The trailer (which features MPAA-appeasing digitally darkened bloodstains!) can be seen here:
Directed By Bustillo and Maury
Blood Level: Copious
It’s been a long time since a horror film actually managed to make me cringe or gag, but Inside did the trick. A film about a woman having a very bad night, it can be best described as an endurance test. Inside is ostensibly a torture-porn film, but one with an imagination beyond sticking someone in a chair and having them fucked with. It also manages to transcend the tendency to create a line of gore gags and simply string them together with a thin plot. This is not to say that Inside is wrapped up in complexities -it’s an extremely simple movie- but it moves and flows in a believable way and doesn’t go out of the realm of possibility just to set up a clever gag. Inside will test even the most seasoned of horror viewers, and isn’t for the feint of heart.

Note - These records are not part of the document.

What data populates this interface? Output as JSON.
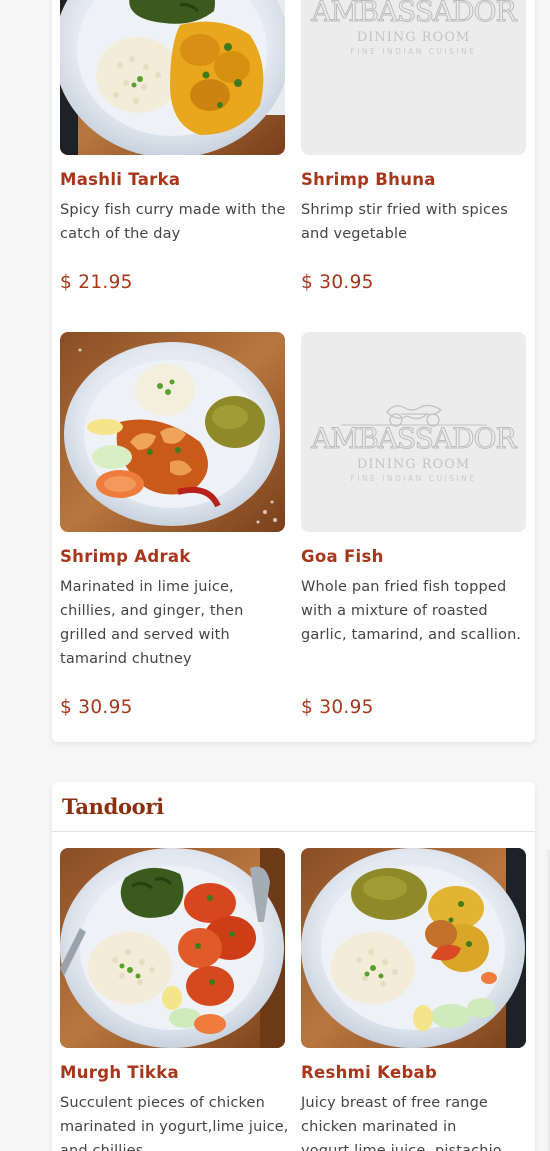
{
  "colors": {
    "accent": "#a8361a",
    "section_title": "#8b2f0f",
    "description": "#444444",
    "page_background": "#f6f6f6",
    "placeholder_background": "#ececec",
    "placeholder_logo": "#b9b9b9"
  },
  "placeholder_logo": {
    "brand": "AMBASSADOR",
    "line2": "DINING ROOM",
    "line3": "FINE INDIAN CUISINE"
  },
  "sections": [
    {
      "items": [
        {
          "name": "Mashli Tarka",
          "description": "Spicy fish curry made with the catch of the day",
          "price": "$ 21.95",
          "image": "fish-curry-plate-photo"
        },
        {
          "name": "Shrimp Bhuna",
          "description": "Shrimp stir fried with spices and vegetable",
          "price": "$ 30.95",
          "image": "restaurant-logo-placeholder"
        },
        {
          "name": "Shrimp Adrak",
          "description": "Marinated in lime juice, chillies, and ginger, then grilled and served with tamarind chutney",
          "price": "$ 30.95",
          "image": "grilled-shrimp-plate-photo"
        },
        {
          "name": "Goa Fish",
          "description": "Whole pan fried fish topped with a mixture of roasted garlic, tamarind, and scallion.",
          "price": "$ 30.95",
          "image": "restaurant-logo-placeholder"
        }
      ]
    },
    {
      "title": "Tandoori",
      "items": [
        {
          "name": "Murgh Tikka",
          "description": "Succulent pieces of chicken marinated in yogurt,lime juice, and chillies",
          "image": "chicken-tikka-plate-photo"
        },
        {
          "name": "Reshmi Kebab",
          "description": "Juicy breast of free range chicken marinated in yogurt,lime juice, pistachio",
          "image": "reshmi-kebab-plate-photo"
        }
      ]
    }
  ]
}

Buy the DVD from CHUD!
Directed By Paul Verhoeven
Blood Level: High (and heavy on the goop)
On occasion, science fiction can give horror a run for its money in the gore department. While the genre is usually known for it’s more cerebral horrors, when you get a director like Paul Verhoeven at the helm, you are in store for a bloody ride. There’s no better way for Verhoeven to spoof a war-mongering culture than showing war in as ridiculously violent a light as possible. Introducing a swarming planet of bugs as the enemy work brilliantly when you need a target that can be dispatched in a continuous sticky fashion. So the bugs explode constantly, and the human characters are also destroyed often and in the most brutal way possible. It’s a refreshing thing to get your blood and guts from something other than a masked psychopath every once in a while. Starship Troopers is an intensely likable film, and has been deservedly featured on a previous CHUD list of perfect films.
Blood Level: Painfully Realistic
I hate to take a fun list and drag it somewhere truly dark, but it would be a mistake to give up an opportunity to talk about one of the most powerful films of 2009. The Cove documents the efforts of a group of nature preservationists and activists as they attempt to put a camera to the atrocities happening in the dolphin fishing districts of Japan. One cove in particular is a brutal slaughterhouse that spends several months out of the year systematically butchering thousands and thousands of mercury-laden dolphins that are filtered into the Japanese food system. Much of the movie is presented as a reality TV take on a spy adventure, as the group use clever methods to hide cameras and audio equipment. Towards the end of the film though, when the results of their efforts are displayed, the documentary punches you in the gut. It is a painful thing to wittiness this relatively large pond become a red lake of blood as these creatures, which the film postulates might be sentient, are taken out. This is not prop blood thrown about for a good time, this is the real blood of innocent creatures, spilled in an indescribably dangerous reach for cash. This blood is a call to arms to pay more attention to what is going on in the smaller corners of the earth, and to take action when things aren’t right.
The Cove Trailer:
Get involved: http://www.thecovemovie.com/